**Exercise objective:**
In the entries below, the word "chat" appears on some lines. Copy each of those lines.

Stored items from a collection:
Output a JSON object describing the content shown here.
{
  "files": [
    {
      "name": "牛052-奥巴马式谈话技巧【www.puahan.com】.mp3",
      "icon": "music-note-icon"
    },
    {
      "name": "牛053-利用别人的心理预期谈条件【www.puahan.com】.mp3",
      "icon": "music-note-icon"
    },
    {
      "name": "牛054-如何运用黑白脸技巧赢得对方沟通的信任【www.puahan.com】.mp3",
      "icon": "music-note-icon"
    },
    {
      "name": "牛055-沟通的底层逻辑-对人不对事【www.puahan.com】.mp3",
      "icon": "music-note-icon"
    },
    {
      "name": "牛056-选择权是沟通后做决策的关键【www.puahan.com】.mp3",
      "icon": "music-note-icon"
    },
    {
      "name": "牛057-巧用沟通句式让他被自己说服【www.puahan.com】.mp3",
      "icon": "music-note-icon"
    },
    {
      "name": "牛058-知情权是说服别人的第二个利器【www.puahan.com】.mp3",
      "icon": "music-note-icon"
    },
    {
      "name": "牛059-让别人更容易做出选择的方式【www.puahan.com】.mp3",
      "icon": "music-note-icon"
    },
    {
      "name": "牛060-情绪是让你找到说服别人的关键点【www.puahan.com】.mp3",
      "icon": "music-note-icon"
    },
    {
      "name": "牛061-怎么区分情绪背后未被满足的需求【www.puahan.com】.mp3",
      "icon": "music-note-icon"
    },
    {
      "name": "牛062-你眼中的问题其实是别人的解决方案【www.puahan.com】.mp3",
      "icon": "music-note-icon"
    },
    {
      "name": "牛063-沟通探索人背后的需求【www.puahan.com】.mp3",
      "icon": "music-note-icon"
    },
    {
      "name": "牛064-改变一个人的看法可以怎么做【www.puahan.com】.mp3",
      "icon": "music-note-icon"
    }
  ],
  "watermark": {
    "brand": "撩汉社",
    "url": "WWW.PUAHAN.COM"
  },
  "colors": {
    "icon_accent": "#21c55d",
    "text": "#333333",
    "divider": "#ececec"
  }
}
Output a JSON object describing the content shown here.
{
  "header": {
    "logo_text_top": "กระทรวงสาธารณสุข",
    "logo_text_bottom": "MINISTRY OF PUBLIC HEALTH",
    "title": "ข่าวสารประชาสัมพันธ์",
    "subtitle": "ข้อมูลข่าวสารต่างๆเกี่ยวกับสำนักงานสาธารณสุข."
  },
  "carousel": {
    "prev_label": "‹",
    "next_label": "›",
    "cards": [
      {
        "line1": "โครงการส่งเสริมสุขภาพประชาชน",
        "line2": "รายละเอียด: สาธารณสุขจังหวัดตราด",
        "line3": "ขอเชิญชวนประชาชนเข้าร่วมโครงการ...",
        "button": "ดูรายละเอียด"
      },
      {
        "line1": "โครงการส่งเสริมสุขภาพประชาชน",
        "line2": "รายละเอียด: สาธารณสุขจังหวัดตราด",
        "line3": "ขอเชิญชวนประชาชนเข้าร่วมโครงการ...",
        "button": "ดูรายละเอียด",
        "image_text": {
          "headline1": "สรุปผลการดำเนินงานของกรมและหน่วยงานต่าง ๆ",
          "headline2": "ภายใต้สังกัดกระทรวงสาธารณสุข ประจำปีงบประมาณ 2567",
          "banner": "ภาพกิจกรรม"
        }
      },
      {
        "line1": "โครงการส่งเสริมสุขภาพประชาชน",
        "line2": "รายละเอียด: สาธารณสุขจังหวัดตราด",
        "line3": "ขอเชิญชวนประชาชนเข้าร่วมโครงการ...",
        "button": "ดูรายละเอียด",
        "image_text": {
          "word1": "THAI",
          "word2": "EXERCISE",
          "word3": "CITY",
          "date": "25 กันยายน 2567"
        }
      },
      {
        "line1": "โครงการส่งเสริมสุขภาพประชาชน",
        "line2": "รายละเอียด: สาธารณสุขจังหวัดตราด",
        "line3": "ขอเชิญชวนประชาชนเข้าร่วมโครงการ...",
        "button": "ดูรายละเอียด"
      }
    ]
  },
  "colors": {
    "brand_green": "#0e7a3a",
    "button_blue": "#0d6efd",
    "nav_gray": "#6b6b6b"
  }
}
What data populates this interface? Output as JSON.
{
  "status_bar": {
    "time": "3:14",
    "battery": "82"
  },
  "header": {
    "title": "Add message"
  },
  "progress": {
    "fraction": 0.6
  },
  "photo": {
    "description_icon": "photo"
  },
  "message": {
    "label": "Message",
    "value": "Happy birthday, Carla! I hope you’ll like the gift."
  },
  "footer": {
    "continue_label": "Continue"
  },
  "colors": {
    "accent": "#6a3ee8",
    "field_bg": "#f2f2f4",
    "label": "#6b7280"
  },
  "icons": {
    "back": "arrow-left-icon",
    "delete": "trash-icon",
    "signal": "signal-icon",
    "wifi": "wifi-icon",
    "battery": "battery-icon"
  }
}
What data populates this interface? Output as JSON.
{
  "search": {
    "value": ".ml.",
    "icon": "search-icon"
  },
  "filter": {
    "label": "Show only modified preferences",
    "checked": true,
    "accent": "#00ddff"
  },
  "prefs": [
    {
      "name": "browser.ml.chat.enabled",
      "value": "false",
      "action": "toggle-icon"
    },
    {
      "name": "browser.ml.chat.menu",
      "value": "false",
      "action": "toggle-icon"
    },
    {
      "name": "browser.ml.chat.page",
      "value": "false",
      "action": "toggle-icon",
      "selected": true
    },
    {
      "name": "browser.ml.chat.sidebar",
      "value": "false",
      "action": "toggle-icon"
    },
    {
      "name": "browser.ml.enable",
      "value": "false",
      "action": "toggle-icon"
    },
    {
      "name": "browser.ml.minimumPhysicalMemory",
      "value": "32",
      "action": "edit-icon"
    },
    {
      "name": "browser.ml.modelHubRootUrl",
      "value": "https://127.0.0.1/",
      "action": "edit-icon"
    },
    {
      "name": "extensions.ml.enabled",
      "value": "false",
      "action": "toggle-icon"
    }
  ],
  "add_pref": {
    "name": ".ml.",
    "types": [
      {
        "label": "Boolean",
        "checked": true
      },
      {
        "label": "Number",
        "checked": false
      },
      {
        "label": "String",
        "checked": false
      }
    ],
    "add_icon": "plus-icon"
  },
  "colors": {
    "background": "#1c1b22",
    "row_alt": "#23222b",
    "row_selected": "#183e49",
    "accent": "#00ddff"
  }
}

**Expected answer:**
      "name": "browser.ml.chat.enabled",
      "name": "browser.ml.chat.menu",
      "name": "browser.ml.chat.page",
      "name": "browser.ml.chat.sidebar",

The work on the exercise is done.